    DISC evaluates 4 axes of behavior: Dominance (how much you like to be in control of situations), Influence (how much you naturally work to persuade others), Steadiness (how easily you pivot from one task to another, or how easily you are distracted), and Compliance (how much you like to follow the rules). The evaluation also tests to see how adaptable you are on these axes – how much you move off of your natural inclinations when under pressure.

    Core Motivations look at what naturally drives you to do things in 6 areas: Aesthetic (you are motivated by beauty and order), Theoretical (you value knowledge for its own sake), Utilitarian (you are motivated by whether you thing something practical), Social (perhaps better understood as Altruism – you are motivated by what you think other people need), Individualistic (personal independence), and Tradition (valuing things because of their history and legacy).

    Emotional Intelligence then looks at Self Awareness (how much you realize about yourself), Self Regulation (how much you can control yourself), Motivation (personal initiative, basically), Empathy (ability to see others’ emotions from the inside), and Social Skills (can you actually interact with other people).

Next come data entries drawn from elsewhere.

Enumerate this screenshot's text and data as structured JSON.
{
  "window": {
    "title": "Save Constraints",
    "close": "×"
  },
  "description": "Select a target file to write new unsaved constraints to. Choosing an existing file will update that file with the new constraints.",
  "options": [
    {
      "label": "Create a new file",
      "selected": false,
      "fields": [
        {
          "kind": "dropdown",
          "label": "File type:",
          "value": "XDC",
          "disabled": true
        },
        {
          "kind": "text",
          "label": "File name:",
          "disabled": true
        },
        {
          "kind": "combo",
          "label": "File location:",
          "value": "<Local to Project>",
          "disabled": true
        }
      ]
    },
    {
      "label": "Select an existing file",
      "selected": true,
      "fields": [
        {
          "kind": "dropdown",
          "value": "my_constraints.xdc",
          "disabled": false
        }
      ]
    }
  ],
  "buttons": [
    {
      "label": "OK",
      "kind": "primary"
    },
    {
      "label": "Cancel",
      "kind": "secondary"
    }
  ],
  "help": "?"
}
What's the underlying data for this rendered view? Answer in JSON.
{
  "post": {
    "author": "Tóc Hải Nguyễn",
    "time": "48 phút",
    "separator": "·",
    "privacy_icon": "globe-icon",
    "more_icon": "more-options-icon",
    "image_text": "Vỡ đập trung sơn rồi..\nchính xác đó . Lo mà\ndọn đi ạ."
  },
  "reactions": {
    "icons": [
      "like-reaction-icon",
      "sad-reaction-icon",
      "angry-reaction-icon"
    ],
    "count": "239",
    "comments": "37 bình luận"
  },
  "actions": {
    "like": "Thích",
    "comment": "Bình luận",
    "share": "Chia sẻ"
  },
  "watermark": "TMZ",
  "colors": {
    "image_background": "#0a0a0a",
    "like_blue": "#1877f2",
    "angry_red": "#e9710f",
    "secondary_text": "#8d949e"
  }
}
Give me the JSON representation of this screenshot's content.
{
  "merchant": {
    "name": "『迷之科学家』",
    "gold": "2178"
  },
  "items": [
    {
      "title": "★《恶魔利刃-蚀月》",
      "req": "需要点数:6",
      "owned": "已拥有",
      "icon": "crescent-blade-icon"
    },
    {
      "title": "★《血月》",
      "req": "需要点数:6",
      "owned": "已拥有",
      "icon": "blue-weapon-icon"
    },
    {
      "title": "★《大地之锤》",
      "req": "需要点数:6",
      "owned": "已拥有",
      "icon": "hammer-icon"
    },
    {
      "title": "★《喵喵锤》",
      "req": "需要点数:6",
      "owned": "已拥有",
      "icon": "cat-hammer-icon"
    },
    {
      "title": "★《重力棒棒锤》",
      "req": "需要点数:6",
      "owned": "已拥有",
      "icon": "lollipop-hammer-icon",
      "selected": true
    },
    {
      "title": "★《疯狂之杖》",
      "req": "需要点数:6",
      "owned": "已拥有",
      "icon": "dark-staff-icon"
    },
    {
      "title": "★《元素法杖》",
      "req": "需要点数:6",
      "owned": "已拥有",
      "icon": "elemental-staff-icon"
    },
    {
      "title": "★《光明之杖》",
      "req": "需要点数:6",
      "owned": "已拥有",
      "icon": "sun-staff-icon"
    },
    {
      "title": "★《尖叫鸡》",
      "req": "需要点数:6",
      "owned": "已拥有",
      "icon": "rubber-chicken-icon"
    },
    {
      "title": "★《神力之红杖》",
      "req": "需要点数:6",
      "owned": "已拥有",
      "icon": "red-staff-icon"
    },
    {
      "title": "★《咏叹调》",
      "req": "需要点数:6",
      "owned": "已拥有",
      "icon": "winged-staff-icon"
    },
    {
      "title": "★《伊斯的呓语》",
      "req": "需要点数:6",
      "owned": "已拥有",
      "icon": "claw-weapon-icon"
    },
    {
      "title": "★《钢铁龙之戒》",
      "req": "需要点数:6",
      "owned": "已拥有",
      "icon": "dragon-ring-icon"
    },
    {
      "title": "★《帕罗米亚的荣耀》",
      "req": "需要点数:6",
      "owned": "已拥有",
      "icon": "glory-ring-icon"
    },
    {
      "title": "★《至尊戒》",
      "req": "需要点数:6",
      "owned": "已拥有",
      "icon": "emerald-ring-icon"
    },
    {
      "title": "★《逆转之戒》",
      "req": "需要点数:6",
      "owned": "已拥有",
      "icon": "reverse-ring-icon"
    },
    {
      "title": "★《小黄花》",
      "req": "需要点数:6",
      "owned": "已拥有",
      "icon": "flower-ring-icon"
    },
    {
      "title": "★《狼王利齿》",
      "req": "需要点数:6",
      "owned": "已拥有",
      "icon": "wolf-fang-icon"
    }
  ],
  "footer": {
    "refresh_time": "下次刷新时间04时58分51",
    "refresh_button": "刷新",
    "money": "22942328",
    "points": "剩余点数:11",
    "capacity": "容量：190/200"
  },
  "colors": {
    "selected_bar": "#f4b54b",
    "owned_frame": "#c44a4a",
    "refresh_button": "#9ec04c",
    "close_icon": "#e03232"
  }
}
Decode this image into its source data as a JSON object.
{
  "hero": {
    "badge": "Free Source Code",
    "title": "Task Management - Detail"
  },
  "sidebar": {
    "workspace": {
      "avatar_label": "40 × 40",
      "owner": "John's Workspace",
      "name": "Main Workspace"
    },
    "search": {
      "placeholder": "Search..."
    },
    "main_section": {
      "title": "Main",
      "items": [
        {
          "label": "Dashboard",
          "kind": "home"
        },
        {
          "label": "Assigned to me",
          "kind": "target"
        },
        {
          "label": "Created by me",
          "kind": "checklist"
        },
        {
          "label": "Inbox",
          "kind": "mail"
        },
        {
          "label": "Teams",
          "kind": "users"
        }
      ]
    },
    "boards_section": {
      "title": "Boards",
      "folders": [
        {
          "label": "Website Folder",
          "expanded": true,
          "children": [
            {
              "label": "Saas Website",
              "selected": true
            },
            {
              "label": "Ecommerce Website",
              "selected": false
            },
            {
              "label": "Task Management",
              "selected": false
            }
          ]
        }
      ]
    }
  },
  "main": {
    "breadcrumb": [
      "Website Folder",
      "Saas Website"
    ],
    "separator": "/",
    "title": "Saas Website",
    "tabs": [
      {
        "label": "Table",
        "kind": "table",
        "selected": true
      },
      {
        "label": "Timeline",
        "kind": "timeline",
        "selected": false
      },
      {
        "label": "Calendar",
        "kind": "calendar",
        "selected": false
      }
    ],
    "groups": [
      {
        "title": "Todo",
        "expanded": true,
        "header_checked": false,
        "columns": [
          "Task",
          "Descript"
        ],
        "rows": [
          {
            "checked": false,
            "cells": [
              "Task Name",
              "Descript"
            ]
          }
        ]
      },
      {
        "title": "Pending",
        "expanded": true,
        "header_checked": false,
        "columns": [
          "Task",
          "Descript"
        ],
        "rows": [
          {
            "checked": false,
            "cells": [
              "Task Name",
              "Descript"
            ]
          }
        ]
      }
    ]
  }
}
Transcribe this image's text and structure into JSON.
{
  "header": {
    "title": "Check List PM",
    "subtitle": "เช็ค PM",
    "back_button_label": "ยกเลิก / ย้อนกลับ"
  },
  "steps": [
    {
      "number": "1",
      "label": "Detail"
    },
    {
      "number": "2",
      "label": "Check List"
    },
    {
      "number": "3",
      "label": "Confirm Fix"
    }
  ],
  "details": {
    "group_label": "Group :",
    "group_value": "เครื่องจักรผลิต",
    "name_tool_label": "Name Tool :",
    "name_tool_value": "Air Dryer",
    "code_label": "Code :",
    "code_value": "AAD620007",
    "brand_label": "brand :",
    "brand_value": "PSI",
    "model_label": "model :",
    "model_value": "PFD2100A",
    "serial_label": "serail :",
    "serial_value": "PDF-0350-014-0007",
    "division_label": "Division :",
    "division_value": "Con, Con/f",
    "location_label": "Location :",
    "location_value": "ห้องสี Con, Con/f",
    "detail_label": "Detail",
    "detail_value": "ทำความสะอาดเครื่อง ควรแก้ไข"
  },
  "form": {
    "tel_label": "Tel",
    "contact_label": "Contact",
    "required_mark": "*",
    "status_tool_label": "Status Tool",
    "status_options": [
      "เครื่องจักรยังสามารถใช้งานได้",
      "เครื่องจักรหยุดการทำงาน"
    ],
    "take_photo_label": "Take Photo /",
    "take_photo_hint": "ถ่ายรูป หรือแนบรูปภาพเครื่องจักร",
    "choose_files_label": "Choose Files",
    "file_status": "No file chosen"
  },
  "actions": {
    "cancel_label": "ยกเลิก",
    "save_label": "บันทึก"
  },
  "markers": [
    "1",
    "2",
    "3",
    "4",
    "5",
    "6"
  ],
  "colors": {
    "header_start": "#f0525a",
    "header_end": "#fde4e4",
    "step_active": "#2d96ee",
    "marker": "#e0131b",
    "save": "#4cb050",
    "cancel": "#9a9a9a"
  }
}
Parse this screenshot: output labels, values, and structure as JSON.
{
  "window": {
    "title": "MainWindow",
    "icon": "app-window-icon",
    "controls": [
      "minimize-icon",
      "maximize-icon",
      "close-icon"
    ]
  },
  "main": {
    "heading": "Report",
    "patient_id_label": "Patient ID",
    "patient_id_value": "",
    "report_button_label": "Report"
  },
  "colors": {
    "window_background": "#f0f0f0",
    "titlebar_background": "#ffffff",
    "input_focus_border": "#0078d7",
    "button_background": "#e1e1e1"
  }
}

    I actually have a good case in point with a bad hire from a few years ago: Person scored almost off the charts on the Social motivator, and badly on Empathy, and turned out to have a very fragile self awareness, even though their other markers looked good for the job. But once on the job those Social and Empathy factors dominated everything – they were the quintessential nosy do-gooder busy-body, always school-marming others while “fighting the power” (i.e. ME). They didn’t last long – sacked them after 4 months. Should have sacked them after 2 months. I could totally see them today as a woke SJW.

    • #26
    • September 25, 2020, at 5:09 AM PDT
    • 6 likes